At least 19 organisations in Kenya have been affected by the ransomware virus in an ongoing global hacking attack.
Communication Authority of Kenya (CA) on Friday issued the update, noting the "WannaCryptor" virus has infected networks and computers the East African nation.
The number is an increase from the previous five reported on May 13 by the authority in an attack that has affected over half a million users globally as anxiety mounts amid today's deadline issued by the hackers, Xinhua reported.
"The authority will continue working with stakeholders to mitigate the effects of such instances while encouraging parties to put in place preventive mechanisms," said the authority's director-general Francis Wangusi.
Information and Communication Technology Cabinet Secretary Joe Mucheru had named Kenyan banks as among institutions targeted in the large-scale attack against computers worldwide that began last week.
He noted the software encrypts systems and denies the owner access to them, while the perpetrators demand payment using Bitcoin to allow access.
"Individuals and organisations are discouraged from paying the ransom, as this does not guarantee access will be restored," said Wangusi.
The authority formed the National Kenya Computer Incident Response Team (National KE-CIRT) to help in the coordination of fighting the virus.
CA said National KE-CIRT is working with other government agencies, banks, telecoms, academia and information technology experts to enhance security of Kenya's cyber infrastructure.
Almost 80 percent of Kenya's servers are based on Windows, another 16 percent on unix or the Linux variant, making the country vulnerable.
Industry experts noted that more companies are likely to be targeted before the end of the hacker's deadline, but added tracking the firms may present a challenge as many businesses are likely to shy away from publicising the attacks.
Tens of thousands of computer users around the world are anxious as the deadline to pay ransom issued by hackers is set to end today.

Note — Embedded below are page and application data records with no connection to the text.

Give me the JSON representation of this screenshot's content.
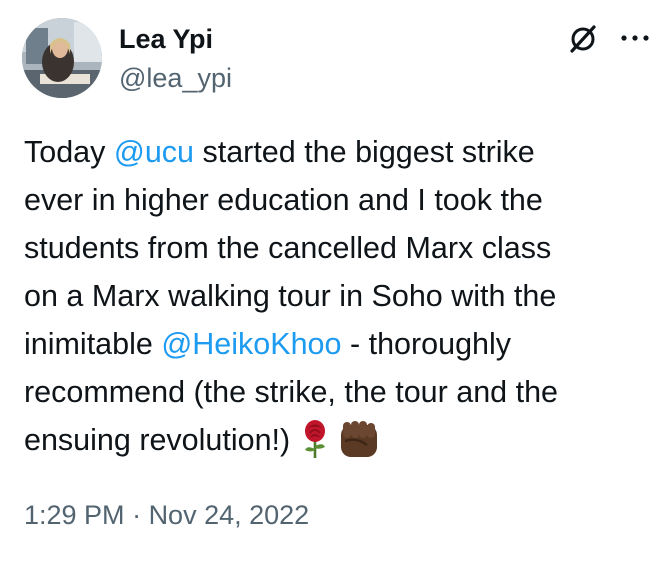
{
  "author": {
    "display_name": "Lea Ypi",
    "handle": "@lea_ypi"
  },
  "header_icons": {
    "logo": "x-logo-icon",
    "more": "more-options-icon"
  },
  "tweet": {
    "line1": {
      "before": "Today ",
      "mention": "@ucu",
      "after": " started the biggest strike"
    },
    "line2": "ever in higher education and I took the",
    "line3": "students from the cancelled Marx class",
    "line4": "on a Marx walking tour in Soho with the",
    "line5": {
      "before": "inimitable ",
      "mention": "@HeikoKhoo",
      "after": " - thoroughly"
    },
    "line6": "recommend (the strike, the tour and the",
    "line7": {
      "text": "ensuing revolution!)"
    },
    "emojis": [
      "rose-icon",
      "raised-fist-icon"
    ]
  },
  "meta": {
    "time": "1:29 PM",
    "separator": " · ",
    "date": "Nov 24, 2022"
  },
  "colors": {
    "text": "#0f1419",
    "secondary": "#536471",
    "link": "#1d9bf0"
  }
}
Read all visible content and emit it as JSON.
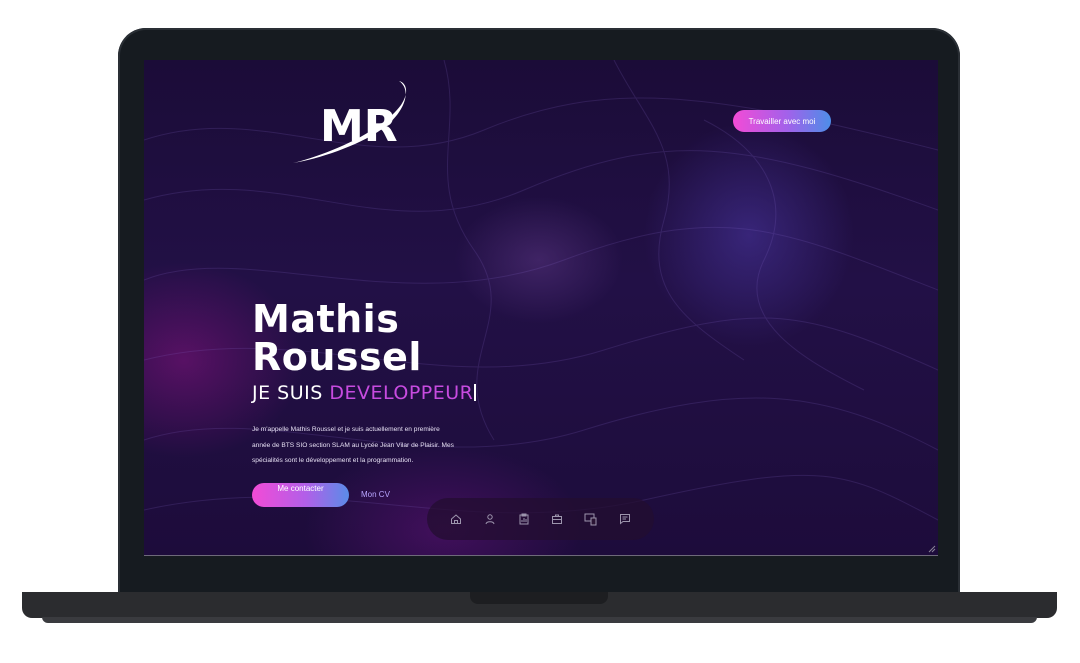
{
  "header": {
    "logo_text": "MR",
    "cta_label": "Travailler avec moi"
  },
  "hero": {
    "first_name": "Mathis",
    "last_name": "Roussel",
    "role_prefix": "JE SUIS",
    "role_word": "DEVELOPPEUR",
    "intro_line_1": "Je m'appelle Mathis Roussel et je suis actuellement en première",
    "intro_line_2": "année de BTS SIO section SLAM au Lycée Jean Vilar de Plaisir. Mes",
    "intro_line_3": "spécialités sont le développement et la programmation.",
    "contact_label": "Me contacter",
    "cv_label": "Mon CV"
  },
  "dock": {
    "items": [
      "home-icon",
      "user-icon",
      "clipboard-icon",
      "briefcase-icon",
      "devices-icon",
      "message-icon"
    ]
  },
  "colors": {
    "accent_pink": "#f34bd6",
    "accent_blue": "#4d8ee8",
    "role_highlight": "#c74be0",
    "background": "#1c0f3a"
  }
}
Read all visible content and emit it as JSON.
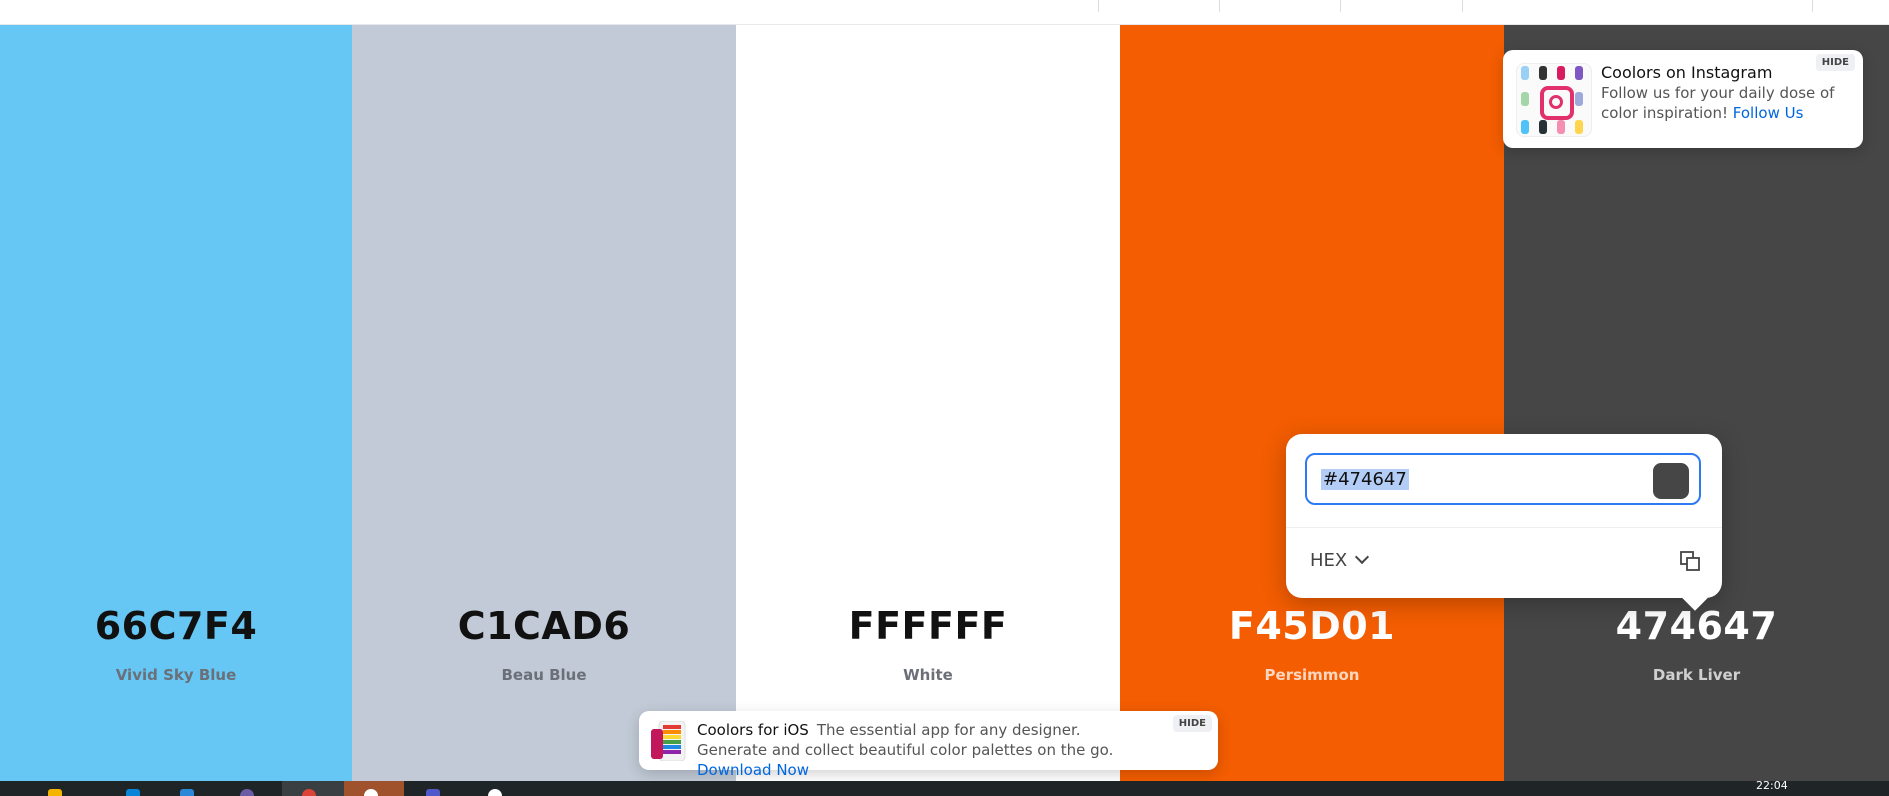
{
  "palette": [
    {
      "hex": "66C7F4",
      "name": "Vivid Sky Blue",
      "color": "#66C7F4",
      "text": "dark"
    },
    {
      "hex": "C1CAD6",
      "name": "Beau Blue",
      "color": "#C1CAD6",
      "text": "dark"
    },
    {
      "hex": "FFFFFF",
      "name": "White",
      "color": "#FFFFFF",
      "text": "dark"
    },
    {
      "hex": "F45D01",
      "name": "Persimmon",
      "color": "#F45D01",
      "text": "light"
    },
    {
      "hex": "474647",
      "name": "Dark Liver",
      "color": "#474647",
      "text": "light"
    }
  ],
  "instagram_notice": {
    "title": "Coolors on Instagram",
    "body": "Follow us for your daily dose of color inspiration!",
    "link": "Follow Us",
    "hide": "HIDE",
    "icon": "instagram-icon"
  },
  "picker": {
    "value": "#474647",
    "format": "HEX",
    "swatch_color": "#474647",
    "copy_icon": "copy-icon",
    "chevron_icon": "chevron-down-icon"
  },
  "ios_notice": {
    "title": "Coolors for iOS",
    "body": "The essential app for any designer. Generate and collect beautiful color palettes on the go.",
    "link": "Download Now",
    "hide": "HIDE"
  },
  "taskbar": {
    "clock": "22:04"
  }
}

"WannaCry" has exposed the widespread susceptibility of computers across the globe, with Kenyan experts asking firms to backup data in flash drives and cloud.